The general study of retro-technology strikes me as the premier field for demonstrating that technical knowledge is not a matter of linear cumulation over time, and one of the best illustrations that the past truly is a foreign country. There’s nothing further from the truth than A Connecticut Yankee in King Arthur’s Court : cast into medieval Europe, or 12th Century Africa, or Ming China, and magically granted perfect ability to speak and understand languages, a modern person would still flounder simply in their ability to use, not to mention make, the characteristic technologies of the day, both everyday and extraordinary ones.
The Secrets of Lost Empires series on the PBS program Nova did a marvelous job of demonstrating that a few years ago.
Turns out it’s pretty difficult to build an effective fortress-smashing catapult. Merely having an expertise in modern engineering doesn’t allow you to just quickly McGuyver one up out of a few logs and some rubber bands.
It's great stuff, at any rate. I think one of the dream research projects in the whole world would be putting an inventive technologist together with a historian, giving them some millions of dollars and institutional support, and letting them methodically study retro-technology.
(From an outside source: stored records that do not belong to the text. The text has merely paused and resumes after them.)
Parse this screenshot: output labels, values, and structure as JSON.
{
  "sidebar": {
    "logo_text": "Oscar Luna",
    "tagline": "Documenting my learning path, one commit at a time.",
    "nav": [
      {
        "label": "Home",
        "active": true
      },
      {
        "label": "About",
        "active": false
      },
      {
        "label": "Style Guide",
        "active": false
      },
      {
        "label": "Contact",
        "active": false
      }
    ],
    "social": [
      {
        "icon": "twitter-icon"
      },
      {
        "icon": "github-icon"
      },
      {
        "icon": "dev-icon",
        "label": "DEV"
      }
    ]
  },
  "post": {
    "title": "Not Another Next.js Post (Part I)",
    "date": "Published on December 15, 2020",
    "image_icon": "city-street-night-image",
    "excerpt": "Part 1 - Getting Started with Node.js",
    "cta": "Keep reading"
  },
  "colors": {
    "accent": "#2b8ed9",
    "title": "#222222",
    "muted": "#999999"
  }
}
Not only is it a great cure for the hubris of modernity, it’s a pretty instructive guide to the kinds of actual social and economic infrastructure that past societies must have had to build and use their characteristic technologies.